The spectrum of macular degeneration is wide. Patients can experience a variety of symptoms from no vision loss, to mild distortion to significant central vision deficits.
- family history
- high blood pressure
- no vision changes
- difficulty reading, letters tend to jump or skip
- distortions, straight things appear bent
- blurring of the center of the vision
- difficulty driving
- blind spots in vision
- sudden loss of vision or grey spot
A complete eye exam with vision testing, visual field testing, and dilation is necessary.
- Amsler Grid: this grid printed on paper helps to test the macula one at a time and picks up abnormal parts of the visual field.
- Dilation: a lens is used to view the central details of the macula to look for signs of macular degeneration.
- Drusen: small calcium-like spots in the macula.
- Pigment Clumps
- Fluorescein Angiogram: this dye test is used to look at the blood vessels in the macula in relation to macular degeneration.
- OCT: this computer imaging test creates 2 dimensional movies of the macula to detect abnormality in the tissue layers or fluid collection.
Macular degeneration is classified in 2 catergories:
- Dry Macular degeneration: this is the milder form of the disease, the macula gradually thins leading to very slow vision loss, 80% of patients tend to have this form of the condition.
- Wet Macular Degeneration: this is the more serious form of the disease, patient can experience bleeding and fluid collection in the macula due to abnormal blood vessels, this can lead to sudden and significant vision loss.
Treatment depends on the type of macular degeneration the patient has.
The role of vitamins in slowing the progression of macular degeneration has been proven in the ophthalmology literature. Zinc and multi-vitamins were originally studied and were shown to be effective. More recently, leuteins, xanthines, and omega-3 fatty acids have also proven to be important. These vitamins can be taken separately but are also available together in over-the-counter preparations such as Ocuvite.

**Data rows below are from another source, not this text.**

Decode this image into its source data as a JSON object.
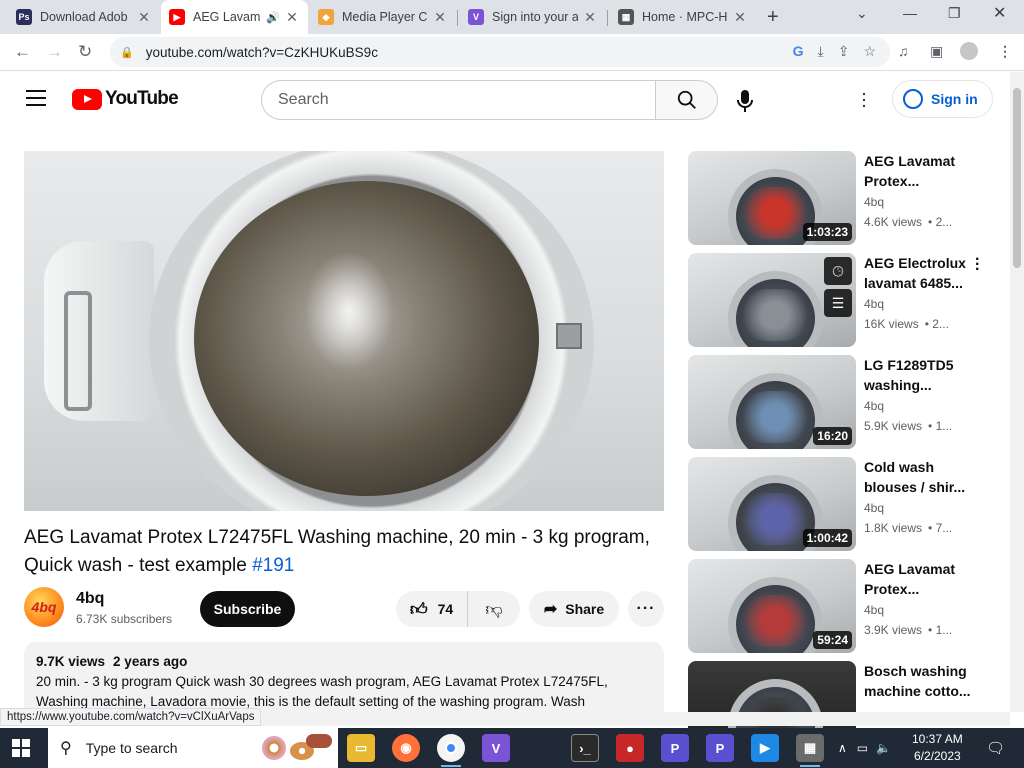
{
  "browser": {
    "tabs": [
      {
        "title": "Download Adob",
        "icon": "adobe-icon"
      },
      {
        "title": "AEG Lavam",
        "icon": "youtube-icon",
        "active": true
      },
      {
        "title": "Media Player Cl",
        "icon": "mpc-icon"
      },
      {
        "title": "Sign into your a",
        "icon": "vs-icon"
      },
      {
        "title": "Home · MPC-HC",
        "icon": "mpc-hc-icon"
      }
    ],
    "url": "youtube.com/watch?v=CzKHUKuBS9c",
    "status_url": "https://www.youtube.com/watch?v=vClXuArVaps"
  },
  "header": {
    "logo_text": "YouTube",
    "search_placeholder": "Search",
    "signin_label": "Sign in"
  },
  "video": {
    "title": "AEG Lavamat Protex L72475FL Washing machine, 20 min - 3 kg program, Quick wash - test example",
    "tag": "#191",
    "channel": {
      "name": "4bq",
      "subscribers": "6.73K subscribers",
      "avatar_text": "4bq"
    },
    "subscribe_label": "Subscribe",
    "likes": "74",
    "share_label": "Share",
    "views": "9.7K views",
    "age": "2 years ago",
    "description": "20 min. - 3 kg program Quick wash 30 degrees wash program, AEG Lavamat Protex L72475FL, Washing machine, Lavadora movie, this is the default setting of the washing program. Wash"
  },
  "recommendations": [
    {
      "title": "AEG Lavamat Protex...",
      "channel": "4bq",
      "views": "4.6K views",
      "age": "• 2...",
      "duration": "1:03:23",
      "cloth_color": "#c9342b"
    },
    {
      "title": "AEG Electrolux lavamat 6485...",
      "channel": "4bq",
      "views": "16K views",
      "age": "• 2...",
      "duration": "",
      "cloth_color": "#8a8f96"
    },
    {
      "title": "LG F1289TD5 washing...",
      "channel": "4bq",
      "views": "5.9K views",
      "age": "• 1...",
      "duration": "16:20",
      "cloth_color": "#6e8fb3"
    },
    {
      "title": "Cold wash blouses / shir...",
      "channel": "4bq",
      "views": "1.8K views",
      "age": "• 7...",
      "duration": "1:00:42",
      "cloth_color": "#5d63a8"
    },
    {
      "title": "AEG Lavamat Protex...",
      "channel": "4bq",
      "views": "3.9K views",
      "age": "• 1...",
      "duration": "59:24",
      "cloth_color": "#b53a3a"
    },
    {
      "title": "Bosch washing machine cotto...",
      "channel": "",
      "views": "",
      "age": "",
      "duration": "",
      "cloth_color": "#333"
    }
  ],
  "taskbar": {
    "search_placeholder": "Type to search",
    "time": "10:37 AM",
    "date": "6/2/2023"
  },
  "colors": {
    "accent": "#065fd4",
    "youtube_red": "#ff0000",
    "taskbar": "#1f2a36"
  }
}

Laser treatment used to be the mainstay in treating wet macular degeneration. However, it always left a permanent scar on the macula in the area of treatment. Today, medication therapy has surpassed laser in its use for the disease.
The most frequently used treatment for macular degeneration today is medication injection in the eye. Avastin and Lucentis are widely used medications that show good results in sustaining and at times, improving vision. They are administered in the form of repetitive injections in the clinic. Response to treatment really depends on the type and degree of disease.

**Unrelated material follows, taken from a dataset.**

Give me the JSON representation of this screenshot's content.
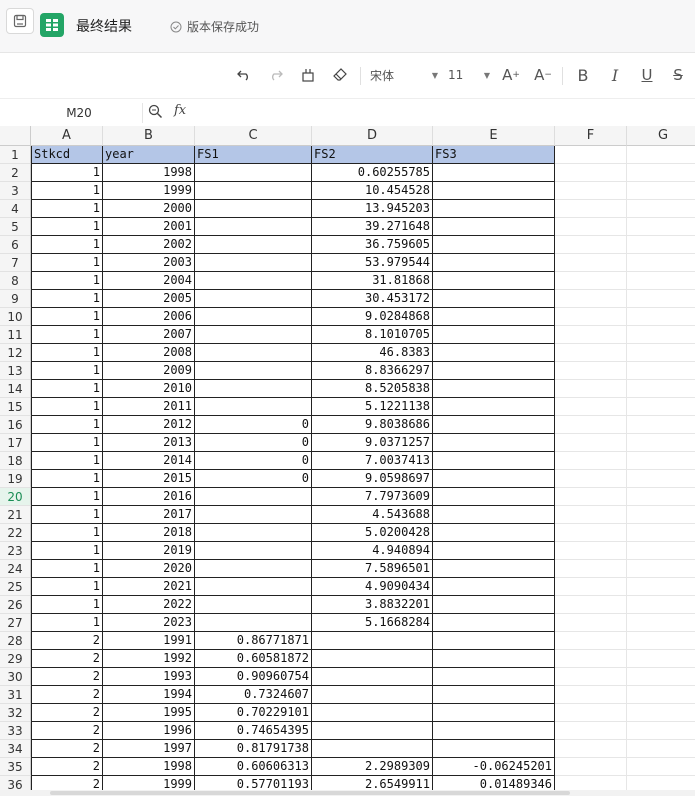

Grid testing is a key part of monitoring macular degeneration at home. All offices should have amsler grids that can be handed out the patients to take home. It is a good idea to test each eye one at a time by looking at the center of the grid and observing if any area of the grid looks distorted or missing. If the patient finds a sudden change, they should immediately contact their ophthalmologist.
Low Vision Aides
Even with significant macular disease, the vision of a macular degeneration patient can be optimized with certain vision aides. These may include certain glasses tints, hand held magnifiers, stand magnifiers, and closed circuit TVs. There are low vision experts in the community who can assess and prescribe these aids to patients.